It’s rare that a theatrical event so thoroughly pulls the rug out from under me. I’ve come to cherish these innovative, discomfiting experiences and I’m glad I didn’t know anything about Jackie Sibblies Drury’s Pulitzer Prize-winning drama ahead of time.
Fairview, presented by Canadian Stage and Obsidian Theatre, starts off feeling fun and familiar, perhaps a little generic. Jawon Kang’s set is an impressive and imposing space. This living room feels luxurious yet distinctly neutral, even vaguely false. In it, an affluent and eccentric Black family prepares for a birthday dinner for the unseen grandmother. At the top, we are given an eerie clue that something’s amiss—a very David Lynch-ian flash of electrical arcing and glitch in the stereo—before we’re launched into what feels like a sit-com scenario.
Beverly (Ordena Stephens-Thompson) is just trying to chop her damn carrots. Her husband, Dayton (Peter N. Bailey) exasperates her; she loves him, but his endearing quirks are pretty extra. Her sister Jasmine (Sophia Walker), ruffles Beverly’s feathers, swooping onto the scene with her French rosé wine and opinions! Beverly’s daughter Keisha (Chelsea Russell), concerned for her future, seems the only one particularly unsettled by the overall shenanigans. This world of quips, perfectly timed entrances, and hokey family drama doesn’t sit quite right with her.
Director Tawiah M’Carthy amps up the stage business, maintains a light and breezy momentum with sight gags and performative charisma. At first, it all feels pretty light and unchallenging, on the edge of camp and ever-so slightly tipping over. Just as we’ve fully relaxed into the vibe, we are given the first shift in form.
After a blackout, the same scenario begins to play out again; this time, though, the mimed action is accompanied by a jarring new soundtrack—the voices of four white people—Bets (Jennifer Dzialoszynski), Suze (Sascha Cole), Mack (Jeff Lillico) and Jimbo (Colin A. Doyle)—providing commentary on this show as they watch it. After discussing which race they’d be if they could choose, like exotic costumes to try on at whim, they begin to challenge each other with vacuous semantics about what race means to them.

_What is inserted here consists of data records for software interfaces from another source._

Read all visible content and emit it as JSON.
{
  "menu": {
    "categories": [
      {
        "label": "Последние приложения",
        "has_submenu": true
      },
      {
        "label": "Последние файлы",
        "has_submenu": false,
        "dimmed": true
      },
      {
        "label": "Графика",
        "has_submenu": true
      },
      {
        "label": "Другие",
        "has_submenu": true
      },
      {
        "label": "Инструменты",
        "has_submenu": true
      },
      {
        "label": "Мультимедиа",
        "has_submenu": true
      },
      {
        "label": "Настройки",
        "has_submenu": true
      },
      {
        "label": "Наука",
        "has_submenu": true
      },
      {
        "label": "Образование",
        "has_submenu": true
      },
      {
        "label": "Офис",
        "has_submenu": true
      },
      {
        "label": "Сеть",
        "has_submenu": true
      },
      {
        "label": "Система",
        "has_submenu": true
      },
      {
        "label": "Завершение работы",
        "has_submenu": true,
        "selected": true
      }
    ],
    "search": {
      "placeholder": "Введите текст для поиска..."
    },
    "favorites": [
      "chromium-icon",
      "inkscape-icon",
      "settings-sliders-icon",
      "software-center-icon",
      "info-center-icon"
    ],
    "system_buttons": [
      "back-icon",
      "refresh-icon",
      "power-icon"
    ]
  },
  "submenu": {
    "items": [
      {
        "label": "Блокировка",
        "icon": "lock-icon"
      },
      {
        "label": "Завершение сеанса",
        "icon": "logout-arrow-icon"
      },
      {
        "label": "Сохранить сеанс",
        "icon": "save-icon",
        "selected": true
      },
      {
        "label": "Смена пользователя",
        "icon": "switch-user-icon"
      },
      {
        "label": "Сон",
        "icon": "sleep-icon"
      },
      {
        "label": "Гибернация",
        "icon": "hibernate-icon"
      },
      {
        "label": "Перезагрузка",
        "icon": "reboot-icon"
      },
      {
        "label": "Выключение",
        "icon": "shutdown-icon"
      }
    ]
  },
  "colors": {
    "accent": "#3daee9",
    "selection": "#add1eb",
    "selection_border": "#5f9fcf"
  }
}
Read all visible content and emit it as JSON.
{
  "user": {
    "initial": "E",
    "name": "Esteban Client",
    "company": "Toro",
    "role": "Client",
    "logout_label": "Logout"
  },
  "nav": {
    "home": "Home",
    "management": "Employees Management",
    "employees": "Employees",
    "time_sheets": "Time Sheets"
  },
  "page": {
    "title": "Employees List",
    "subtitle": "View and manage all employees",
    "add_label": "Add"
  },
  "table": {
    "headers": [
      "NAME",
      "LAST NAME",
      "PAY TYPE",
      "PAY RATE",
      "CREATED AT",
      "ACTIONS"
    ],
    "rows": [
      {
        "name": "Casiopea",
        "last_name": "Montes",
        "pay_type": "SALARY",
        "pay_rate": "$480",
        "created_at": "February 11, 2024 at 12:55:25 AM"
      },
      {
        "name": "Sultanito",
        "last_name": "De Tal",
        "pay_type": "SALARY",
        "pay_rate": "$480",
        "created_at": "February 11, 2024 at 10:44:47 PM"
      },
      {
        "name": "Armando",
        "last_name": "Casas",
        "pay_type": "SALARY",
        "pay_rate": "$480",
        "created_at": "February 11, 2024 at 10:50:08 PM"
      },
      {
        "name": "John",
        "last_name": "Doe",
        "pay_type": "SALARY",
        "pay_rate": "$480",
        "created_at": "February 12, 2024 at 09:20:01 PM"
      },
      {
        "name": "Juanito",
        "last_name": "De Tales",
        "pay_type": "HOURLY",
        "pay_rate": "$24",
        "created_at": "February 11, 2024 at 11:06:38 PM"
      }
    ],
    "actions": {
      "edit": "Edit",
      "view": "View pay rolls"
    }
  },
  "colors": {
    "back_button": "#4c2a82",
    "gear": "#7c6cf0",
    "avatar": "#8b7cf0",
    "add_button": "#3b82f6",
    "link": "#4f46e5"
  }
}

It’s super cringy and… well, hold on tight.
As the end draws near, the situation devolves into farce. Vaguely discomfiting undercurrents that have been gradually rising up from the deep burst into full-on, racially charged absurdist spectacle. The over-the-top antics are hilarious, thrilling and increasingly sinister.
It seems, at first, that the play’s primary aim is satirical—leading us to unpack our understanding of how a white gaze corrupts Black stories; or, at least, how we—white people—want to experience them. There’s a delightful frisson whenever, for example, certain flamboyant behaviours from the scenario line up with the white people’s discussion and uncomfortably reframed as minstrelsy.
Drury is certainly poking at how white people define the terms of our investment in Black stories. She wants to go deeper, though—to make this an actual experience, to shift the power dynamics. The finale, lead by Russell in a truly arresting mode, is designed to dismantle the theatrical framework in a way that throws white audience members off their balance.
I’d like to read the play as I’m curious how much of this coda is scripted, how much was invented by Russell on the fly in response to specific circumstances. The most astonishing aspect of the experience, though, despite the deliberate disruption of convention, is how authentic it feels in the moment.
I’m very aware that this is leading you to forget that Fairview is, for the most part, a lot of fun. There’s hilarity and spectacle, fabulous outfits, compelling subversion, and some absolute mayhem. It shows you a really good time before it drags your positioning into the spotlight.